··· Material shown ···

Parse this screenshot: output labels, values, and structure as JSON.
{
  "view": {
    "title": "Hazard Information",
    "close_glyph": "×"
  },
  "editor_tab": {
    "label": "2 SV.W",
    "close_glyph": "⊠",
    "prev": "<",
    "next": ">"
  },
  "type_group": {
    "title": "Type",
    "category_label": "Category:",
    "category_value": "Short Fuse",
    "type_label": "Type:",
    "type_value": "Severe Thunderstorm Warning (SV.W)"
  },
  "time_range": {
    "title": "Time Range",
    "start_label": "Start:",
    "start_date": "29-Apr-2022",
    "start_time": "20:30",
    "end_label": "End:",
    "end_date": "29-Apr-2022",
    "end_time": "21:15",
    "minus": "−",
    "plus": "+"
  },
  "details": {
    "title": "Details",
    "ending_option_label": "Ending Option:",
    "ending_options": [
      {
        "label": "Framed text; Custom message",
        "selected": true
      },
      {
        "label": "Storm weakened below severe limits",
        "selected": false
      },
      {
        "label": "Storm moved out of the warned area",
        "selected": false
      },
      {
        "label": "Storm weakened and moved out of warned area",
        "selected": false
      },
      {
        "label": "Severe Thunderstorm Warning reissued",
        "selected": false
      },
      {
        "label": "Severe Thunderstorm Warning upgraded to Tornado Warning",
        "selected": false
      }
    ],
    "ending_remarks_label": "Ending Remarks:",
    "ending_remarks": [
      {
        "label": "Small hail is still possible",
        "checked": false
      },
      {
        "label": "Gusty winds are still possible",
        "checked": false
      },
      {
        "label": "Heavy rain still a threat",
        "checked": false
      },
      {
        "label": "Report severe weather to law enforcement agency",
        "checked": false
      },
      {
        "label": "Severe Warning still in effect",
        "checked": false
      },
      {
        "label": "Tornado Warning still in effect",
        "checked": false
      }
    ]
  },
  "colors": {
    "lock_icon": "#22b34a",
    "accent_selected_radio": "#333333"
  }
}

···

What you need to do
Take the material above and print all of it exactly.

Output below
Parse this screenshot: output labels, values, and structure as JSON.
{
  "view": {
    "title": "Hazard Information",
    "close_glyph": "×"
  },
  "editor_tab": {
    "label": "2 SV.W",
    "close_glyph": "⊠",
    "prev": "<",
    "next": ">"
  },
  "type_group": {
    "title": "Type",
    "category_label": "Category:",
    "category_value": "Short Fuse",
    "type_label": "Type:",
    "type_value": "Severe Thunderstorm Warning (SV.W)"
  },
  "time_range": {
    "title": "Time Range",
    "start_label": "Start:",
    "start_date": "29-Apr-2022",
    "start_time": "20:30",
    "end_label": "End:",
    "end_date": "29-Apr-2022",
    "end_time": "21:15",
    "minus": "−",
    "plus": "+"
  },
  "details": {
    "title": "Details",
    "ending_option_label": "Ending Option:",
    "ending_options": [
      {
        "label": "Framed text; Custom message",
        "selected": true
      },
      {
        "label": "Storm weakened below severe limits",
        "selected": false
      },
      {
        "label": "Storm moved out of the warned area",
        "selected": false
      },
      {
        "label": "Storm weakened and moved out of warned area",
        "selected": false
      },
      {
        "label": "Severe Thunderstorm Warning reissued",
        "selected": false
      },
      {
        "label": "Severe Thunderstorm Warning upgraded to Tornado Warning",
        "selected": false
      }
    ],
    "ending_remarks_label": "Ending Remarks:",
    "ending_remarks": [
      {
        "label": "Small hail is still possible",
        "checked": false
      },
      {
        "label": "Gusty winds are still possible",
        "checked": false
      },
      {
        "label": "Heavy rain still a threat",
        "checked": false
      },
      {
        "label": "Report severe weather to law enforcement agency",
        "checked": false
      },
      {
        "label": "Severe Warning still in effect",
        "checked": false
      },
      {
        "label": "Tornado Warning still in effect",
        "checked": false
      }
    ]
  },
  "colors": {
    "lock_icon": "#22b34a",
    "accent_selected_radio": "#333333"
  }
}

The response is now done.